Case in point: The article entitled “Tax Return Preparer Fraud”, by the IRS offices. The article is actually helpful. Unfortunately, its helpfulness is buried under a pile of other information that doesn’t need to be there.
You may read the full article about tax return fraud here.
So, I’ll break out my decoder ring and help you to approach this article and gain the usefulness you need from it.
My first complaint with this article is the title – “Tax Return Preparer Fraud” seems to cover some of the information. The problem is that the article is much, much longer than it needs to be.
Next, we read four paragraphs that describe what tax return preparer fraud is and who is responsible. Not surprisingly, tax return preparers might be subject to criminal charges but the taxpayers are the ones who have to pay if their tax preparers are fraudulent. (While I admit that makes sense, one wonders if there would be fewer fraudulent tax preparers if they were expected to ALSO pay for any shortfall if their actions were deemed criminal).
Then, we read what turns out to be the best part of the article: Helpful hints when choosing a return preparer. Good work, IRS, at keeping your taxpayers informed. But why did you bury this helpful information deep within your site so that only a certified mining engineer could uncover this gold from this quarry of data?
The next section is entitled “Criminal Investigation Statistical Information on Return Preparer Fraud”.
Just when we were thinking to ourselves “wow, this is a document from the IRS and it doesn’t contain any numbers”, along comes the statistical chart.
In class IRS form, it tells us a lot without telling us anything. In Between 2004 and 2005, there was in increase in investigations initiated. Wow, an increase of nearly 25%! At first we might wonder if people were more criminally inclined in that year.

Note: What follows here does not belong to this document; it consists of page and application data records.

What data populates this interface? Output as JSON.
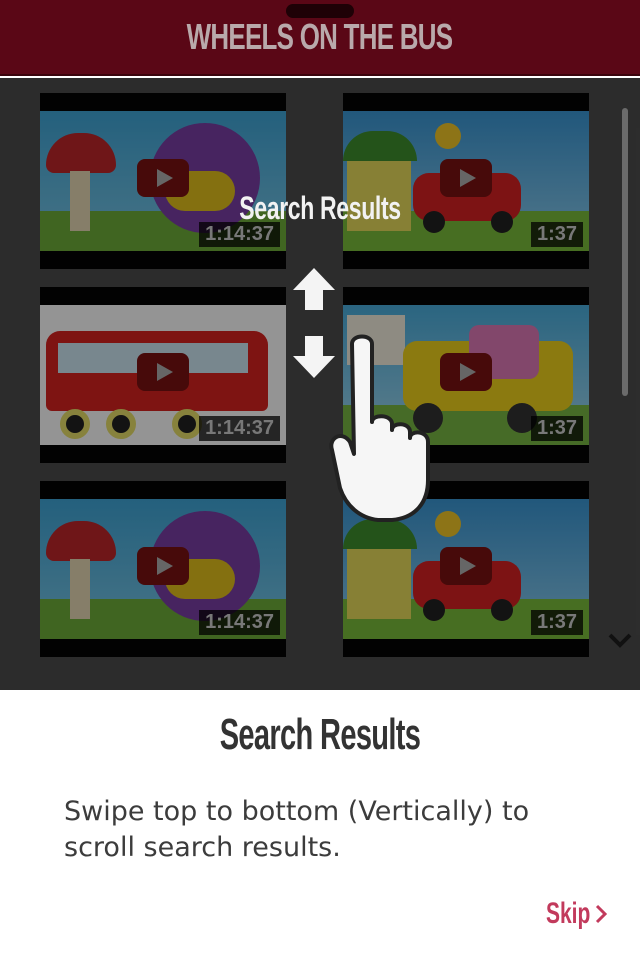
{
  "header": {
    "title": "WHEELS ON THE BUS"
  },
  "overlay": {
    "title": "Search Results",
    "gesture": "swipe-vertical-hand-icon"
  },
  "videos": [
    {
      "duration": "1:14:37",
      "theme": "mushroom-monster"
    },
    {
      "duration": "1:37",
      "theme": "red-car-house"
    },
    {
      "duration": "1:14:37",
      "theme": "red-bus-animals"
    },
    {
      "duration": "1:37",
      "theme": "yellow-bus-kids"
    },
    {
      "duration": "1:14:37",
      "theme": "mushroom-monster"
    },
    {
      "duration": "1:37",
      "theme": "red-car-house"
    }
  ],
  "panel": {
    "title": "Search Results",
    "body": "Swipe top to bottom (Vertically) to scroll search results.",
    "skip_label": "Skip"
  },
  "colors": {
    "header_bg": "#5a0716",
    "skip": "#c23a5c",
    "dim_overlay": "#4d4d4d"
  }
}
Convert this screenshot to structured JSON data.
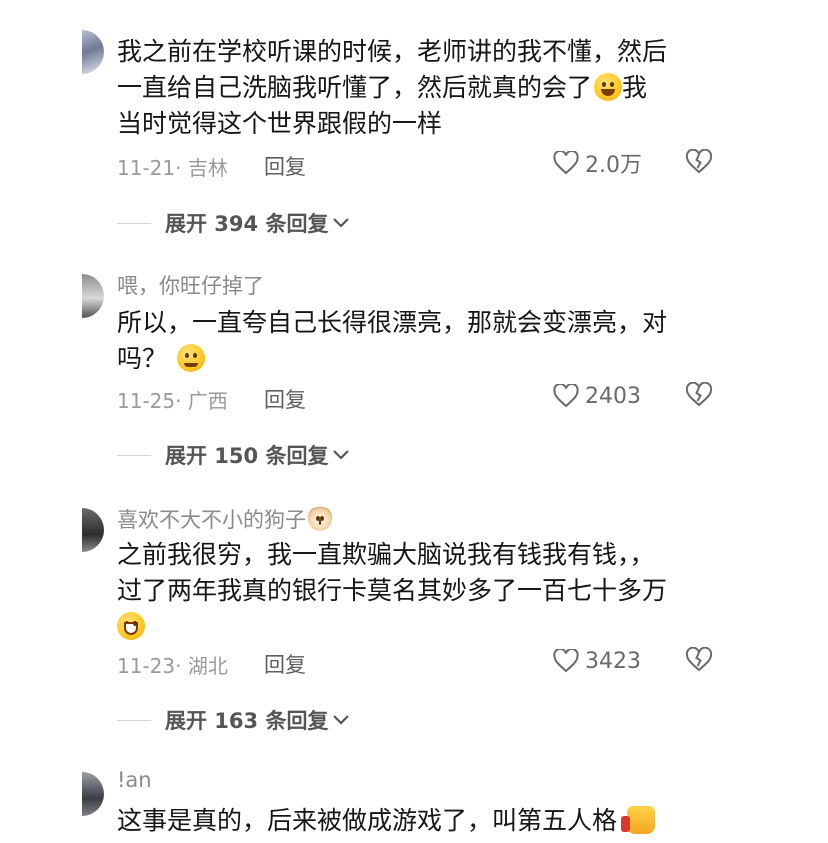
{
  "comments": [
    {
      "username": "",
      "lines": [
        "我之前在学校听课的时候，老师讲的我不懂，然后",
        "一直给自己洗脑我听懂了，然后就真的会了",
        "当时觉得这个世界跟假的一样"
      ],
      "line2_tail": "我",
      "date": "11-21· 吉林",
      "reply_label": "回复",
      "likes": "2.0万",
      "expand_label": "展开 394 条回复"
    },
    {
      "username": "喂，你旺仔掉了",
      "lines": [
        "所以，一直夸自己长得很漂亮，那就会变漂亮，对",
        "吗？"
      ],
      "date": "11-25· 广西",
      "reply_label": "回复",
      "likes": "2403",
      "expand_label": "展开 150 条回复"
    },
    {
      "username": "喜欢不大不小的狗子",
      "lines": [
        "之前我很穷，我一直欺骗大脑说我有钱我有钱，，",
        "过了两年我真的银行卡莫名其妙多了一百七十多万"
      ],
      "date": "11-23· 湖北",
      "reply_label": "回复",
      "likes": "3423",
      "expand_label": "展开 163 条回复"
    },
    {
      "username": "!an",
      "lines": [
        "这事是真的，后来被做成游戏了，叫第五人格"
      ]
    }
  ],
  "icons": {
    "like": "heart-outline-icon",
    "dislike": "broken-heart-icon",
    "expand": "chevron-down-icon",
    "emoji_laugh": "rolling-laughing-emoji",
    "emoji_smile": "smiling-emoji",
    "emoji_grin": "grinning-sweat-emoji",
    "emoji_dog": "dog-face-emoji",
    "emoji_thumb": "thumbs-up-emoji"
  }
}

Then we see that, between the 3 years stated, that year also had the lowest number of IRS prosecution recommendations and sentences! I don’t know what that tells you, but it tells me that someone (hint: someone at the IRS!) wanted to LOOK busy because the boss was probably around.
Hey, I’m all for honesty and full legal compliance. I’m against what appears to be excessive spending when it’s not necessary. Oh, and I’m also a little disturbed that these criminals get 18 months of electronic monitoring while their victims are likely spending years trying to repay and financially recover from their preparer’s fraud.
Lastly, we have a list of criminal and civil actions that the IRS has taken. Some might call this the “dirty laundry” list… I like to call it the “Look busy! The taxpayers are watching” list. It’s interesting reading, certainly, but not really helpful to taxpayers.
If I were writing this article, what would I do? I would break the content into 2 articles and put the actual helpful information into its own article because people should read it and understand the consequences of tax fraud.